The past year has been one of immense awakening for the city of Boston. The joint crises in public health and racial injustice have forced us to confront the vast inequalities that plague our city. Yet as the city makes progress on many fronts, it is poised to suffer a frustrating setback.
If Mayor Walsh joins President Biden’s cabinet as Labor Secretary prior to March 5 – a very likely scenario – then the city must hold a series of special elections to fill his seat. But because the city is already set to hold its regularly scheduled mayoral elections this fall, these special elections are likely to retain little benefit. In fact, they will almost certainly cause voter fatigue and confusion. As a result, fewer individuals will cast ballots, leaving the voices of many unheard.
Forcing voters to turn out in these special elections will disproportionately impact the city’s under-represented communities. Boston’s Black and brown, low-income, and immigrant communities have suffered especially due to the pandemic. Not only has the coronavirus harmed their health, but it has greatly impeded their employment and housing opportunities. Leaving the special elections in place will make it far more difficult for these individuals to turn out and have their opinions accounted for.
The city and state must eliminate these burdensome special elections. In doing so, they may prove that they have taken the lessons of the past year to heart.
– Cheryl Clyburn Crawford

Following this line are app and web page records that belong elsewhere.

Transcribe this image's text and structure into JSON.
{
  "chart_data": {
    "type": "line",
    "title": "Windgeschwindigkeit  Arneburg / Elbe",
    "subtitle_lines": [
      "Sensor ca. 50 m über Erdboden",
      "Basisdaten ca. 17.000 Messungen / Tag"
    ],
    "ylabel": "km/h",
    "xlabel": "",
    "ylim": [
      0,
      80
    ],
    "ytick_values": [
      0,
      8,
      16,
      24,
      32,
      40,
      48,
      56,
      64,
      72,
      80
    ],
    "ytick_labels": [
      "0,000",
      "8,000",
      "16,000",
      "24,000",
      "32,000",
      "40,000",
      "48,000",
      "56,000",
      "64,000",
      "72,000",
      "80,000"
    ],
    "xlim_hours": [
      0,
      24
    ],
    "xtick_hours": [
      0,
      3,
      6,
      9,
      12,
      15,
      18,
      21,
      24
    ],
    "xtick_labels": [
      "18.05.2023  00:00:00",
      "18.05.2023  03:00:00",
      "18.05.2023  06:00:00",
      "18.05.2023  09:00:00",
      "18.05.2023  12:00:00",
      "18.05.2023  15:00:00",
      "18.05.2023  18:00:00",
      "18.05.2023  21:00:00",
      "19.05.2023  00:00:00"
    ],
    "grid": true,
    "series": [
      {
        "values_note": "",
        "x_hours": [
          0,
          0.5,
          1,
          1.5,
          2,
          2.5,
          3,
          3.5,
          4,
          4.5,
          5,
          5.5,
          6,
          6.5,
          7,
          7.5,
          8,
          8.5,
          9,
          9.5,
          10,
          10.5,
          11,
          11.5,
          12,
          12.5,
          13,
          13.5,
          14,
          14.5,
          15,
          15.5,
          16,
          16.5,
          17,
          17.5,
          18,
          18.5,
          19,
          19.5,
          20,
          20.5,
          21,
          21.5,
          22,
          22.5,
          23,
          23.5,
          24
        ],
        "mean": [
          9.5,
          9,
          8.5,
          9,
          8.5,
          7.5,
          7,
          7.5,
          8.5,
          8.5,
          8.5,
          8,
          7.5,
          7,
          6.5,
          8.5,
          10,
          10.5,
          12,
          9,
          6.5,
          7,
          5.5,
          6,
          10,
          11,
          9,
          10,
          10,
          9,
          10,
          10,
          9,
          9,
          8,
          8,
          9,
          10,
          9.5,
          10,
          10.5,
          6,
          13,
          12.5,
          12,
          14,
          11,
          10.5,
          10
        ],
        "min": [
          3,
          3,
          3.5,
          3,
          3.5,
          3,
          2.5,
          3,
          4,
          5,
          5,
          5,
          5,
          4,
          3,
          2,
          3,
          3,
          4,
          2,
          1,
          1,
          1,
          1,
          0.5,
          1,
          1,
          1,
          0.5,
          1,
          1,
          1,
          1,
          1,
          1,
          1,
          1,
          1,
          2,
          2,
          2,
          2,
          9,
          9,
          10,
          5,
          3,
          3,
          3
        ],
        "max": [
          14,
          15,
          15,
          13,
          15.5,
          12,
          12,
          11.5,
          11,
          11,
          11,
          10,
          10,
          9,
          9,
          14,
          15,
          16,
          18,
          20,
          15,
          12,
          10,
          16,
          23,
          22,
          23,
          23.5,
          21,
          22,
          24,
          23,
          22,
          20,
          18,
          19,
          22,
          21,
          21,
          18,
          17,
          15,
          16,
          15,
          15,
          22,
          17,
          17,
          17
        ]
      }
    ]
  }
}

Cheryl Clyburn Crawford is the executive director of MassVOTE, a non-profit, non-partisan advocacy organization dedicated to voting rights. She is also the first vice president of the NAACP Boston Branch.